February 20, 2017
On Thursday morning, I received a couple of phone calls and emails asking about a proposed wholesale coffee tax that would be used to help defray the costs of fulfilling the Clean Water Act. Coming from one meeting and heading to a vote on the floor of the House, I had no idea what the tax was, how it was going to be administered and where the idea came from. As I took my seat, I clicked on a link in my email to Vermont Digger, the online news source, and to an article that, indeed, reported that there was a proposal to tax coffee on a wholesale level. I also learned that caffeine seems to be a small problem in the lake, along with phosphorus and the many other chemicals that find their way through the watershed. I also heard that if the tax was proposed, our large coffee and beverage company — based in Waterbury, Williston and Essex, as well as number of other states and Canada — would announce they would leave Vermont.

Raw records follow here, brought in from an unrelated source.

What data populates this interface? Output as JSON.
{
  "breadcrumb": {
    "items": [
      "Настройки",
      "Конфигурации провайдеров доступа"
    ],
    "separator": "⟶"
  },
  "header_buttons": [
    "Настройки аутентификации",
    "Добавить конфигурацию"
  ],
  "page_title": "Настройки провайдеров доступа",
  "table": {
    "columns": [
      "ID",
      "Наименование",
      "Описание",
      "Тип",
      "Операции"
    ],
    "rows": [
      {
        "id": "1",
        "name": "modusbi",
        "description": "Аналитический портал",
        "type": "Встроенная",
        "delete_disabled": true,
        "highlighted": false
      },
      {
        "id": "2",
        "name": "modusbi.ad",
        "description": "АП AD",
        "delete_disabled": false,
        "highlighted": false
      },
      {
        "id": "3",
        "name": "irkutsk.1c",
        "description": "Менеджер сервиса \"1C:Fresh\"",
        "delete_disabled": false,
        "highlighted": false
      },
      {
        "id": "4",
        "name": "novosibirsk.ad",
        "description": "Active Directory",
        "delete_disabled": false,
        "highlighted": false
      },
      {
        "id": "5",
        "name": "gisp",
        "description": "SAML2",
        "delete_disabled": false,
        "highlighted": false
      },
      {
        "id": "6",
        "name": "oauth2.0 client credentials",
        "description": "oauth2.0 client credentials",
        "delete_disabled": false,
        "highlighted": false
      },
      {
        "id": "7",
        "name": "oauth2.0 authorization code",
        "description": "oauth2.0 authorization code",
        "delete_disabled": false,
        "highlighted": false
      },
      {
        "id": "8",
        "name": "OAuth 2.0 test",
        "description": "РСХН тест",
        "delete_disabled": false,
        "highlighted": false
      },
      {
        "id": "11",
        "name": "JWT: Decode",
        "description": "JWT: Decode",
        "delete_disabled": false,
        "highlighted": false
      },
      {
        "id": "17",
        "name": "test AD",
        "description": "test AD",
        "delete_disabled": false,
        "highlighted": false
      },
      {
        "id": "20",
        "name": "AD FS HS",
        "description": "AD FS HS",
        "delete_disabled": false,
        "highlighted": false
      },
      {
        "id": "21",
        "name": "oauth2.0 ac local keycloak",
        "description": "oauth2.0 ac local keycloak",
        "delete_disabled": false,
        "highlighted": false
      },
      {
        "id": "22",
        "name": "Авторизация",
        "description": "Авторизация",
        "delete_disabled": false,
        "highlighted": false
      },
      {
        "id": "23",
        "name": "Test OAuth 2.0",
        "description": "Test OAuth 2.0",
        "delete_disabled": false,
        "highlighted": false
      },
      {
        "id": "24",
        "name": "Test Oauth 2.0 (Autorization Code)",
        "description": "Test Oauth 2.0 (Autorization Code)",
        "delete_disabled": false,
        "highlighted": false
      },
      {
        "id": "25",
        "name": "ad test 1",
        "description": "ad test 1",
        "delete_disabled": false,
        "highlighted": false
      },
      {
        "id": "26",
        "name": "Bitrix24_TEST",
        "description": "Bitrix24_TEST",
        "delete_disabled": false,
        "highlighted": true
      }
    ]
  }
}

It’s news like this that lights a fire quickly, and Rep. Wood and I responded by immediately asking our leadership if this was true. Within minutes, we learned that there was no such official proposal for this tax, and that the news report was only accurate in that it was discussed in committee. In one parlance, there was no there there, but it became a story, if only for a couple of hours. How did it happen?
From what I gathered from the representatives in the room, it went like this: Vermont needs to find A LOT of money to fund the federally mandated order to finally clean the chemical pollution in our state’s waterways. It is not solely about Lake Champlain, but the shorthand used limits it to the lake alone. The order will force many changes in how runoff is handled from farms and roads and other sources, and the controversy around the cost and how that money will be raised for our share of the clean up is, perhaps, the most emotional part of the discussion. On Wednesday, the committee had a wide ranging conversation about the dilemma, and “taxing coffee” was suggested in passing, and justifications for the tax was discussed, but it was never seriously proposed. The reporter heard the conversation and reported on it, and, in my opinion, did not capture the nuance of the conversation. We do this a lot in committee — many times the work is about problem solving, and I’m confident that the discussion was in this vein. Cleaning our water will be expensive, and everything is in play. Suggesting an idea, good or bad, is part of the process, but it doesn’t morph into policy until it is vetted pretty deeply, especially a tax like this.
Neither Rep. Wood nor I would have entertained voting for a wholesale coffee tax — we have at least three coffee roasters in town. The potential for upheaval is far too great, which this article didn’t contemplate. I don’t blame the reporter or the news site for publishing such an article, but I do wish it had been vetted and checked a bit better. Responding to phone calls and emails is a big part of our job, as is trying to put out a brush fire like this.
So, no coffee tax is on the table at this time, and if it finds its way into the conversation, we’ll make sure the ways and means committee knows that it is weak tea, and should be defeated.